Record excerpts START

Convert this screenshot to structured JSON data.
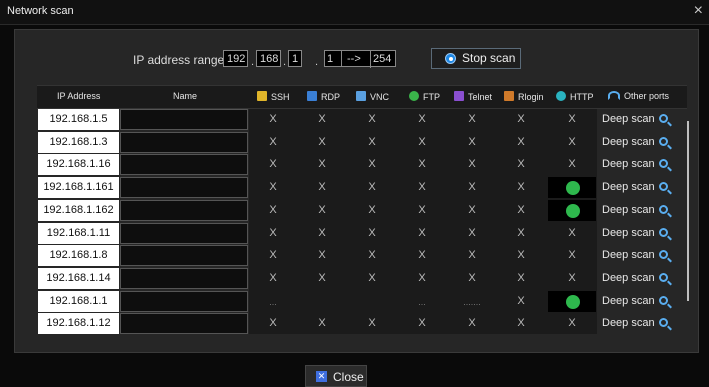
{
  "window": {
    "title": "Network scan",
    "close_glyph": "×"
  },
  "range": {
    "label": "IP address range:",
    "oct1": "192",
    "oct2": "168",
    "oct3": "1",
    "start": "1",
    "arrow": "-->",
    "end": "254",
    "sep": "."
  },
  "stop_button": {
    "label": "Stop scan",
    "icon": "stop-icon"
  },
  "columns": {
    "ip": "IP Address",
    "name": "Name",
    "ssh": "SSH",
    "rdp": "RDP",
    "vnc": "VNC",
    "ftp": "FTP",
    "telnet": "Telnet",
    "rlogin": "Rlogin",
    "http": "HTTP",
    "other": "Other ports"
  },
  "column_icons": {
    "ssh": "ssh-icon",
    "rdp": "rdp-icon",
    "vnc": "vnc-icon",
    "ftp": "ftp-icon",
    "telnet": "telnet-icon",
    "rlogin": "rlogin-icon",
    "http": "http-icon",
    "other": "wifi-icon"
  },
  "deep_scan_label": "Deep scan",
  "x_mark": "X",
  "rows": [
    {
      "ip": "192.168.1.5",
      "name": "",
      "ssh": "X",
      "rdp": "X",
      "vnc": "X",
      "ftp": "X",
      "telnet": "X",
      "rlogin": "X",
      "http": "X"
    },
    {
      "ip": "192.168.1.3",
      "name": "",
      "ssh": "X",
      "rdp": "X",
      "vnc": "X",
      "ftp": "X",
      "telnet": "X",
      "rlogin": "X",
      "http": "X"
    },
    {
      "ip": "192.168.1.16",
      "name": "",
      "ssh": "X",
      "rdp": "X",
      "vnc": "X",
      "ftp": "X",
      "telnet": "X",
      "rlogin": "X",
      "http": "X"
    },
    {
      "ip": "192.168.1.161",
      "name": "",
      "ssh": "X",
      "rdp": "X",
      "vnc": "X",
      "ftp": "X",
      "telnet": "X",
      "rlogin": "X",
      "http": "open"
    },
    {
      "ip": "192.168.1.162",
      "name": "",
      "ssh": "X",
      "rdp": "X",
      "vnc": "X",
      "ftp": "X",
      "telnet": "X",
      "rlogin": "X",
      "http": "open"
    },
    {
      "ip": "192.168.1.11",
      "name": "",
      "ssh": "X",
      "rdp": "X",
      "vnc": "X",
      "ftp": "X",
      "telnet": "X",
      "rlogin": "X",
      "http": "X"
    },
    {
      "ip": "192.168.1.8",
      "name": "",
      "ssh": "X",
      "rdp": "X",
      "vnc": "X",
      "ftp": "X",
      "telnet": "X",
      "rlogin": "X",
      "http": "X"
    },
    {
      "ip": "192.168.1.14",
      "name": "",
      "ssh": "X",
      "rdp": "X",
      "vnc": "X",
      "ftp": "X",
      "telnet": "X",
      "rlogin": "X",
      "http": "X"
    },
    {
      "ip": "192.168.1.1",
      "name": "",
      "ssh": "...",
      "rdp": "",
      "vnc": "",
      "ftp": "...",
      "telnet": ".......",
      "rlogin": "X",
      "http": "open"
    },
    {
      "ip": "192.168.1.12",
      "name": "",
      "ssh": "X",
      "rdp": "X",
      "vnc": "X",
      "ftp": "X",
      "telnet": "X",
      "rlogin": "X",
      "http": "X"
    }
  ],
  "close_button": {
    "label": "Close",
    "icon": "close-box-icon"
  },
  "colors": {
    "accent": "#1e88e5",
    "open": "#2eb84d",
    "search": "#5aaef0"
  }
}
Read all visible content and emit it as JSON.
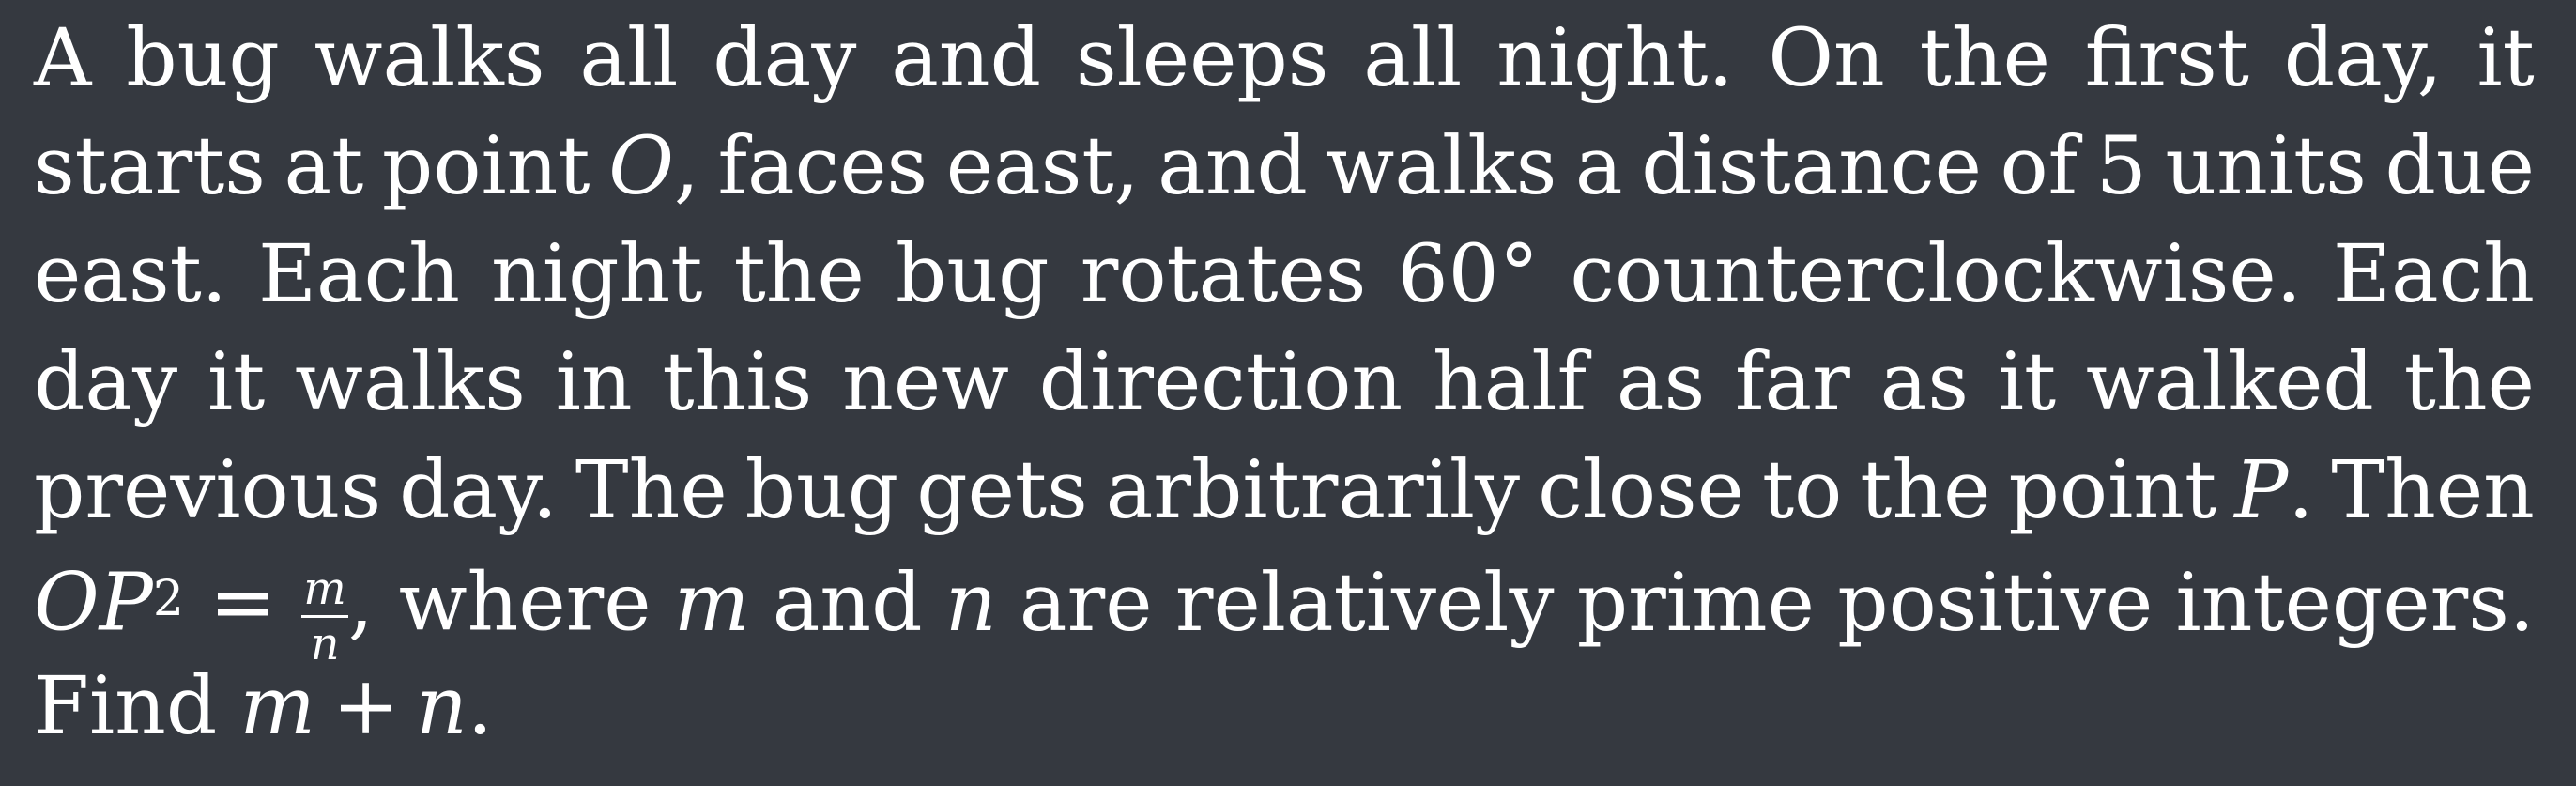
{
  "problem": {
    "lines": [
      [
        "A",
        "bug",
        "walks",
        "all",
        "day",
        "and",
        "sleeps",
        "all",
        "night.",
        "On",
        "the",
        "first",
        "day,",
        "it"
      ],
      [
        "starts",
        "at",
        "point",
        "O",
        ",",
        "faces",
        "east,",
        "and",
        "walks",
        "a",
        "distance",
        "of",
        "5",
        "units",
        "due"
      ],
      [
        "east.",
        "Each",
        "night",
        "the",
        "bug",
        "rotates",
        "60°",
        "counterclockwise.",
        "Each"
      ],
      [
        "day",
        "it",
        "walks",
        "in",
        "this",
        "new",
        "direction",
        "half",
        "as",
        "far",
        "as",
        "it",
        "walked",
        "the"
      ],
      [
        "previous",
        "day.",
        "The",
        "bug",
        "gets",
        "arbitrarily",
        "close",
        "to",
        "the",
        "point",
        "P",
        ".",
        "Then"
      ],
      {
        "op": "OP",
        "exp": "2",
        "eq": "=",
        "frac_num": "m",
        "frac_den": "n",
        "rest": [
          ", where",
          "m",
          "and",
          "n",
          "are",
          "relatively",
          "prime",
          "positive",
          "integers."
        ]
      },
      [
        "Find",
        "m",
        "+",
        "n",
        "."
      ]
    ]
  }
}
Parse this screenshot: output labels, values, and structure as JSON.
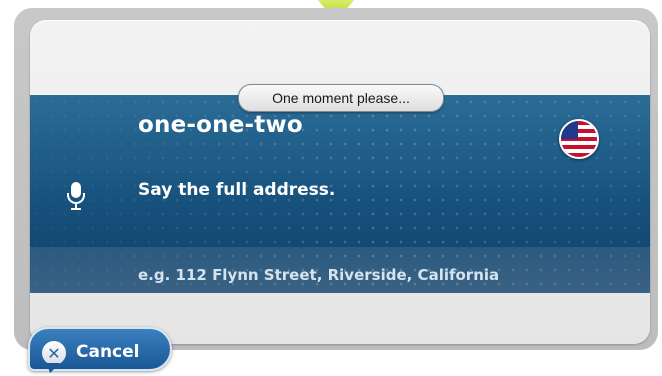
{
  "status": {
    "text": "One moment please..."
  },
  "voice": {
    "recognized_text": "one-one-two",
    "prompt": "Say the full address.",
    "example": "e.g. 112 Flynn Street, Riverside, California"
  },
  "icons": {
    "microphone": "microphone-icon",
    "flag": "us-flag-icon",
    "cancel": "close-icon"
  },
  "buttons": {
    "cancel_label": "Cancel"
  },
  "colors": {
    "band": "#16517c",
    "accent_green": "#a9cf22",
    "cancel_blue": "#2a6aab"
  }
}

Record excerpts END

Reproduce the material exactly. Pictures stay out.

Convert this screenshot to structured JSON data.
{
  "window": {
    "title": "Network scan",
    "close_glyph": "×"
  },
  "range": {
    "label": "IP address range:",
    "oct1": "192",
    "oct2": "168",
    "oct3": "1",
    "start": "1",
    "arrow": "-->",
    "end": "254",
    "sep": "."
  },
  "stop_button": {
    "label": "Stop scan",
    "icon": "stop-icon"
  },
  "columns": {
    "ip": "IP Address",
    "name": "Name",
    "ssh": "SSH",
    "rdp": "RDP",
    "vnc": "VNC",
    "ftp": "FTP",
    "telnet": "Telnet",
    "rlogin": "Rlogin",
    "http": "HTTP",
    "other": "Other ports"
  },
  "column_icons": {
    "ssh": "ssh-icon",
    "rdp": "rdp-icon",
    "vnc": "vnc-icon",
    "ftp": "ftp-icon",
    "telnet": "telnet-icon",
    "rlogin": "rlogin-icon",
    "http": "http-icon",
    "other": "wifi-icon"
  },
  "deep_scan_label": "Deep scan",
  "x_mark": "X",
  "rows": [
    {
      "ip": "192.168.1.5",
      "name": "",
      "ssh": "X",
      "rdp": "X",
      "vnc": "X",
      "ftp": "X",
      "telnet": "X",
      "rlogin": "X",
      "http": "X"
    },
    {
      "ip": "192.168.1.3",
      "name": "",
      "ssh": "X",
      "rdp": "X",
      "vnc": "X",
      "ftp": "X",
      "telnet": "X",
      "rlogin": "X",
      "http": "X"
    },
    {
      "ip": "192.168.1.16",
      "name": "",
      "ssh": "X",
      "rdp": "X",
      "vnc": "X",
      "ftp": "X",
      "telnet": "X",
      "rlogin": "X",
      "http": "X"
    },
    {
      "ip": "192.168.1.161",
      "name": "",
      "ssh": "X",
      "rdp": "X",
      "vnc": "X",
      "ftp": "X",
      "telnet": "X",
      "rlogin": "X",
      "http": "open"
    },
    {
      "ip": "192.168.1.162",
      "name": "",
      "ssh": "X",
      "rdp": "X",
      "vnc": "X",
      "ftp": "X",
      "telnet": "X",
      "rlogin": "X",
      "http": "open"
    },
    {
      "ip": "192.168.1.11",
      "name": "",
      "ssh": "X",
      "rdp": "X",
      "vnc": "X",
      "ftp": "X",
      "telnet": "X",
      "rlogin": "X",
      "http": "X"
    },
    {
      "ip": "192.168.1.8",
      "name": "",
      "ssh": "X",
      "rdp": "X",
      "vnc": "X",
      "ftp": "X",
      "telnet": "X",
      "rlogin": "X",
      "http": "X"
    },
    {
      "ip": "192.168.1.14",
      "name": "",
      "ssh": "X",
      "rdp": "X",
      "vnc": "X",
      "ftp": "X",
      "telnet": "X",
      "rlogin": "X",
      "http": "X"
    },
    {
      "ip": "192.168.1.1",
      "name": "",
      "ssh": "...",
      "rdp": "",
      "vnc": "",
      "ftp": "...",
      "telnet": ".......",
      "rlogin": "X",
      "http": "open"
    },
    {
      "ip": "192.168.1.12",
      "name": "",
      "ssh": "X",
      "rdp": "X",
      "vnc": "X",
      "ftp": "X",
      "telnet": "X",
      "rlogin": "X",
      "http": "X"
    }
  ],
  "close_button": {
    "label": "Close",
    "icon": "close-box-icon"
  },
  "colors": {
    "accent": "#1e88e5",
    "open": "#2eb84d",
    "search": "#5aaef0"
  }
}
Read all visible content and emit it as JSON.
{
  "problem": {
    "lines": [
      [
        "A",
        "bug",
        "walks",
        "all",
        "day",
        "and",
        "sleeps",
        "all",
        "night.",
        "On",
        "the",
        "first",
        "day,",
        "it"
      ],
      [
        "starts",
        "at",
        "point",
        "O",
        ",",
        "faces",
        "east,",
        "and",
        "walks",
        "a",
        "distance",
        "of",
        "5",
        "units",
        "due"
      ],
      [
        "east.",
        "Each",
        "night",
        "the",
        "bug",
        "rotates",
        "60°",
        "counterclockwise.",
        "Each"
      ],
      [
        "day",
        "it",
        "walks",
        "in",
        "this",
        "new",
        "direction",
        "half",
        "as",
        "far",
        "as",
        "it",
        "walked",
        "the"
      ],
      [
        "previous",
        "day.",
        "The",
        "bug",
        "gets",
        "arbitrarily",
        "close",
        "to",
        "the",
        "point",
        "P",
        ".",
        "Then"
      ],
      {
        "op": "OP",
        "exp": "2",
        "eq": "=",
        "frac_num": "m",
        "frac_den": "n",
        "rest": [
          ", where",
          "m",
          "and",
          "n",
          "are",
          "relatively",
          "prime",
          "positive",
          "integers."
        ]
      },
      [
        "Find",
        "m",
        "+",
        "n",
        "."
      ]
    ]
  }
}
Parse this screenshot: output labels, values, and structure as JSON.
{
  "status": {
    "text": "One moment please..."
  },
  "voice": {
    "recognized_text": "one-one-two",
    "prompt": "Say the full address.",
    "example": "e.g. 112 Flynn Street, Riverside, California"
  },
  "icons": {
    "microphone": "microphone-icon",
    "flag": "us-flag-icon",
    "cancel": "close-icon"
  },
  "buttons": {
    "cancel_label": "Cancel"
  },
  "colors": {
    "band": "#16517c",
    "accent_green": "#a9cf22",
    "cancel_blue": "#2a6aab"
  }
}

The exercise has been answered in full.